Search the material below for the string "VELcl". Return every line that holds it.

★ ★ ★

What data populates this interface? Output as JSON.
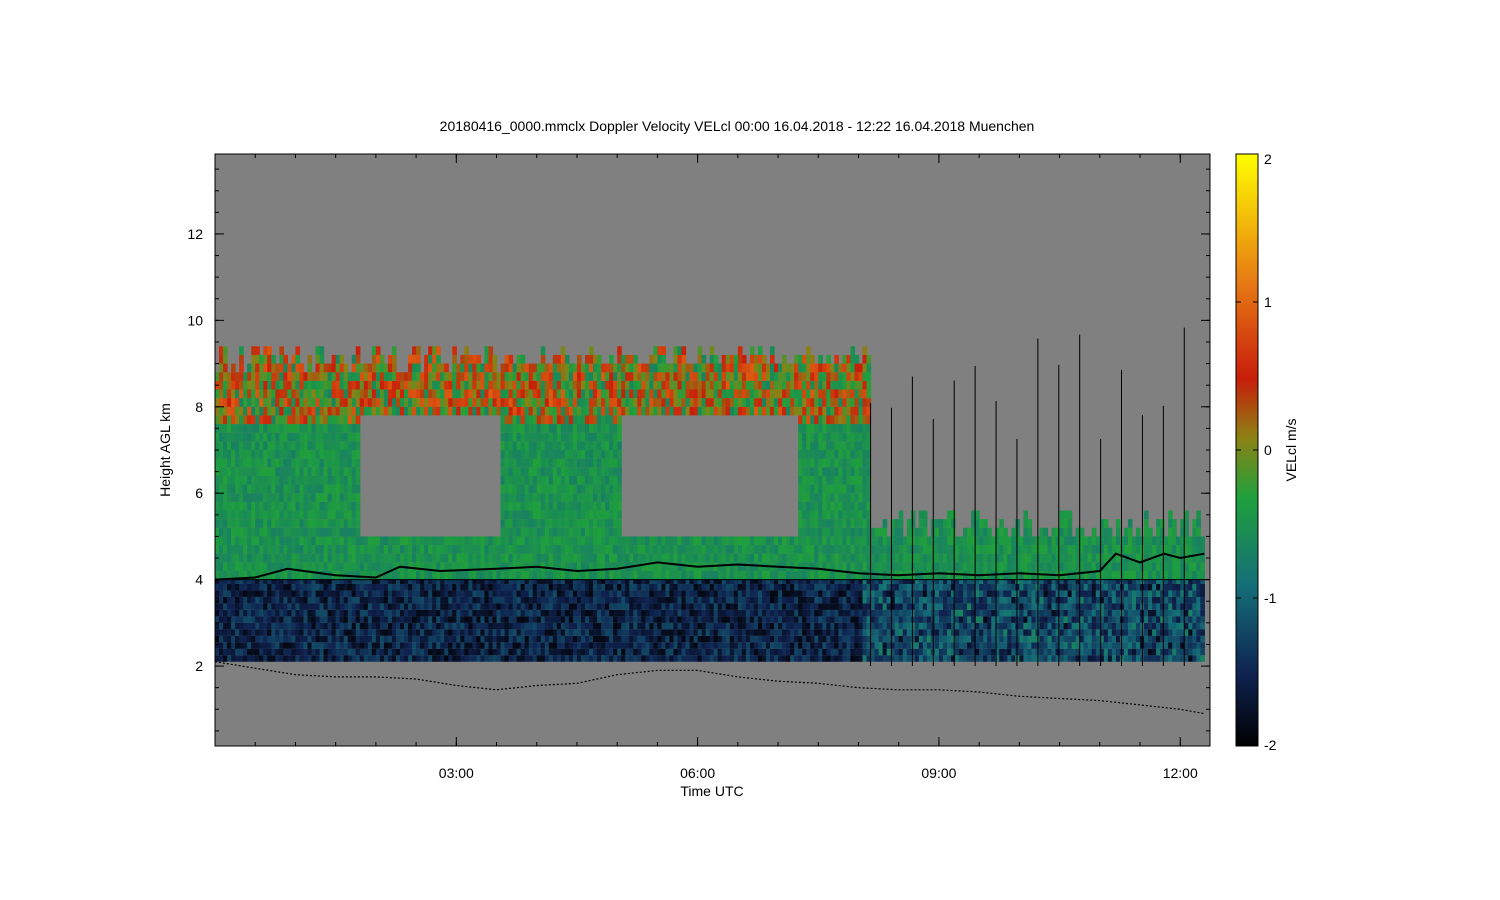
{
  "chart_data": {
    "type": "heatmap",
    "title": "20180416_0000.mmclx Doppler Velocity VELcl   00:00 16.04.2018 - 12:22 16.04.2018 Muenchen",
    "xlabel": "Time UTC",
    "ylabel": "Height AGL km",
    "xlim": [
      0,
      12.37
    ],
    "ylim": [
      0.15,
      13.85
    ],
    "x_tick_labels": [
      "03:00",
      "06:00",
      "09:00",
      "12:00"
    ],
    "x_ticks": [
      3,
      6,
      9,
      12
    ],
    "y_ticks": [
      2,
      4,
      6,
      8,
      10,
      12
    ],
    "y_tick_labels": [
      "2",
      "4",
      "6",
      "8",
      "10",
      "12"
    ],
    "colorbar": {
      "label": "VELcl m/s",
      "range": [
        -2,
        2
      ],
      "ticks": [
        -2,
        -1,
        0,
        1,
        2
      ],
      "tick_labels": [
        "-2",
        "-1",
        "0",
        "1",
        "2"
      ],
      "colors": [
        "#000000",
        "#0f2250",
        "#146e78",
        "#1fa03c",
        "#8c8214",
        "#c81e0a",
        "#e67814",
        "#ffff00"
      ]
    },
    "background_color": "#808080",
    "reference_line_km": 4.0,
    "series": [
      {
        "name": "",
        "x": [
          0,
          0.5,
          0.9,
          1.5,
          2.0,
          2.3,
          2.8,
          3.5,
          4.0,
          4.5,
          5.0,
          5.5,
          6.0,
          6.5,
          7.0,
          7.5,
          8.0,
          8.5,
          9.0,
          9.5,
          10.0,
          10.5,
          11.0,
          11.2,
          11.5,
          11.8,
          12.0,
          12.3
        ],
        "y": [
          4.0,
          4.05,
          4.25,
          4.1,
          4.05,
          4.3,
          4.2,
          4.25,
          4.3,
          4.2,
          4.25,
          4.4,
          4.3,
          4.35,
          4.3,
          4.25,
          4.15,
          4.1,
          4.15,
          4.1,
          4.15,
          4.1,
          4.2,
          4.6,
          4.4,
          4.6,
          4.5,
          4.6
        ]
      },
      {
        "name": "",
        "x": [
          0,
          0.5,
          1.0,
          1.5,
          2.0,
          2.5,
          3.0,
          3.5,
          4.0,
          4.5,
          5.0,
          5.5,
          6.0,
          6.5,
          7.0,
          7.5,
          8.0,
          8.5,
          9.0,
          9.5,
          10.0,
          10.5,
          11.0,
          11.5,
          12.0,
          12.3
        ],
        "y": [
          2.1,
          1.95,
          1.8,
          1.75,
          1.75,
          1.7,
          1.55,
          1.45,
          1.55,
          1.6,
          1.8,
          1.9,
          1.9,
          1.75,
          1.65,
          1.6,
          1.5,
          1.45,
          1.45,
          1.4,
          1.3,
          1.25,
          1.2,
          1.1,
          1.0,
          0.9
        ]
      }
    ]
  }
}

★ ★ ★

» **Completed exercise**
    "title": "20180416_0000.mmclx Doppler Velocity VELcl   00:00 16.04.2018 - 12:22 16.04.2018 Muenchen",
      "label": "VELcl m/s",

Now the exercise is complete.